A Biological Strategy for Cooling a Warming Planet
Negotiators at the Paris climate change conference (known as COP21) are in the final stretch of their effort to reach a broad accord to limit carbon emissions. Switching to alternative sources of energy that do not rely on fossil fuels, such as wind, solar, nuclear, and geothermal, is a big component of the debate, alongside controversial approaches to sequestering carbon by means of “geoengineering.”

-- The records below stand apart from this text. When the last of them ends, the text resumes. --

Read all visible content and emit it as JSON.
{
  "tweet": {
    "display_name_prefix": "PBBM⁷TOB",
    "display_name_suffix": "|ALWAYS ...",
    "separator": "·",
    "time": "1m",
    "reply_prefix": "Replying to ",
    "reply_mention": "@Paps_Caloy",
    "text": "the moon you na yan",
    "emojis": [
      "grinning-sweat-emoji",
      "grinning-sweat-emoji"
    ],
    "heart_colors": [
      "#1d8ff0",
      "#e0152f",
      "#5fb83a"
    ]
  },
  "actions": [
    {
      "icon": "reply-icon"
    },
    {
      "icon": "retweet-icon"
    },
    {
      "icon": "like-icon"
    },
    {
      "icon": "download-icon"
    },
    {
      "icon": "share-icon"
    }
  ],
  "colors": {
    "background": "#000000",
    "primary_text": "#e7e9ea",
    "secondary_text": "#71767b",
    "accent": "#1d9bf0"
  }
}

Another approach to sequestering carbon that is being much discussed and debated in Paris is not at all risky: using natural biological processes to take carbon out of the atmosphere. One of the best examples of such processes is the way plants use the carbon in carbon dioxide to build their roots, stems, trunks, leaves, and every other part of their anatomy. For the past several years, New York Botanical Garden Board Member Dr. Thomas E. Lovejoy, who is presently in Paris at COP21, and others have been advocating for a greater application of biological solutions to the challenge of holding the rise of atmospheric temperature below an additional two degrees Celsius; see for example this op-ed piece Dr. Lovejoy wrote for The New York Times in 2013.
The idea of enhancing the natural process of carbon sequestration by restoring degraded ecosystems and protecting and expanding existing forests has gained major traction in international climate change diplomacy in recent years, and it is manifest in full force at COP21. Of course, beyond sequestering carbon, forests fulfill a multitude of other roles in ecosystems, providing habitats for myriad species of organisms and forming a crucial link in complex ecological relationships that are vital to sustaining human health and economic well-being. COP21 negotiators are discussing the allocation of billions of dollars to ecosystem restoration and forest protection and expansion, and truly the task is so huge that only national governments and multilateral organizations can meet the need.

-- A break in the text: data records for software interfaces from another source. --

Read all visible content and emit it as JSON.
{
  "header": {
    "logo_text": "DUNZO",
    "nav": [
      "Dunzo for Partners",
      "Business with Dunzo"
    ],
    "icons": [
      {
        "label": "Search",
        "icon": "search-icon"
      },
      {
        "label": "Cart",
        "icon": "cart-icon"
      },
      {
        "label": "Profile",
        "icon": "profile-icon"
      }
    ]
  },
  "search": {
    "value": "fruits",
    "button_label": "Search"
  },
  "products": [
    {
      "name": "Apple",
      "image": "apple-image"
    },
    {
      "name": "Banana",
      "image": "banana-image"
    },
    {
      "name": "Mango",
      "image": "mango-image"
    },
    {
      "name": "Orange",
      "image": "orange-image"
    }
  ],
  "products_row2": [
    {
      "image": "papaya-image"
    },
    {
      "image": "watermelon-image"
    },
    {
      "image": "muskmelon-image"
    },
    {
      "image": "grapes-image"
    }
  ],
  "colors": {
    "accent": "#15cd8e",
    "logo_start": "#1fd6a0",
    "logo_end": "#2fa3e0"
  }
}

Botanical gardens have an important role to play in the overall effort to combat climate change because they have great expertise in growing trees and other plants and in teaching people about their importance. For example, on the grounds of the Botanical Garden, we protect and manage a 50-acre old-growth forest, the Thain Family Forest, a site of ongoing ecological research and education for generations of Garden visitors. In another example on the other side of the world, we are working with colleagues in Myanmar to protect that country’s forests. You can learn more about that project here and at this upcoming event.